Doom to the one making evil gain for his own house, for putting his own nest up high, for delivering himself from the grasp of calamity. You plan shame for your own house, cutting off many peoples and sinning against your own life. A stone will cry out from a village wall, and a tree branch will respond. Pity the one building a city with bloodshed and founding a village with injustice. Look, isn’t this from the LORD of heavenly forces? Peoples grow weary from making just enough fire; nations become tired for nothing. But the land will be full of the knowledge of the LORD’s glory, just as water covers the sea. Doom to the one who makes his companions drunk, pouring out your wrath in order to see them naked. You have drunk your fill of dishonor rather than glory. So drink and stagger. The cup of the LORD’s strong hand will come around to you; disgrace will engulf you. Because of the violence done to Lebanon, he will overwhelm you; the destruction of animals will terrify you, as will human bloodshed and violence throughout the land, the villages, and all their inhabitants. Of what value is an idol, when its potter carves it, or a cast image that has been shaped? It is a teacher of lies, for the potter trusts the pottery, though it is incapable of speaking. Doom to the one saying to the tree, “Wake up!” or “Get up” to the silent stone. Does it teach? Look, it is overlaid with gold and silver, but there is no breath within it. But the LORD is in his holy temple. Let all the earth be silent before him. (Hab 2:9-20 CEB)

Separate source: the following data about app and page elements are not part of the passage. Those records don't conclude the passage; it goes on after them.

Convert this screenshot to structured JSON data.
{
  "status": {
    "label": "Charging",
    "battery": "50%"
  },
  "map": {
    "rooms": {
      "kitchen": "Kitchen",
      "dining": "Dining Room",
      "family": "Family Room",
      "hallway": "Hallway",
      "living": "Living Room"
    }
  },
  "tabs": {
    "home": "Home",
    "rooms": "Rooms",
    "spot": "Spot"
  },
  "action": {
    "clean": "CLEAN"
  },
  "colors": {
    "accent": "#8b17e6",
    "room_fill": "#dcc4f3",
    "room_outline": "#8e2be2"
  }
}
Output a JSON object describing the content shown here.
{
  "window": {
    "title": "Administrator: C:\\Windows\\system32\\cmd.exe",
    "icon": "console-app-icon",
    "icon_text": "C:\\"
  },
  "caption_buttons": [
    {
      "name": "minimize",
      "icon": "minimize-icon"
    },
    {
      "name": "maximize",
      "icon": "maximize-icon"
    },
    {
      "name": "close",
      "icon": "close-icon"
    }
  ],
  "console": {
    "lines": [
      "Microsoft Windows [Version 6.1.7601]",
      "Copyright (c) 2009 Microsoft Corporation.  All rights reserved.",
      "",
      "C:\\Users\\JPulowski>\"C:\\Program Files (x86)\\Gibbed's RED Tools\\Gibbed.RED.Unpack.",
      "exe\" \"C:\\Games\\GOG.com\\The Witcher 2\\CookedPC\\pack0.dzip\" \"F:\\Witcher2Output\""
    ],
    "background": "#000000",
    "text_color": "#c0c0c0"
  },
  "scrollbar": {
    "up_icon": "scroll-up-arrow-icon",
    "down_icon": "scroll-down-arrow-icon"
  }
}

For all you Star Wars fans will remember Jabba the Hutt was one of the galaxy’s most powerful gangsters, with far-reaching influence in both politics and the criminal underworld. He first appeared in Return of the Jedi in 1983. He sat on his throne and had a voracious appetite for all things. His character gives me a mental image of the Babylonian Empire.
In chapter 2 God speaks to Habakkuk and explains why all that is about to happen, will happen. First reason—the unfaithfulness of the Jews. They worshipped foreign gods, didn’t keep Torah, abused the poor and needy, placed their trust in their own power, might and resources. In many ways, they were a miniature version of the Chaldeans. The second reason, God had seen how the Chaldeans were greedy, prideful and never having enough. They will come into Jerusalem and plunder the temple. Taking the holy things and later using them for ungodly pleasure (Belshazzar). Their end was written in the books.
God will bring a remnant back into the land. The way of the wicked is destruction, But the just shall live by his faith. (Hab 2:4 NKJ)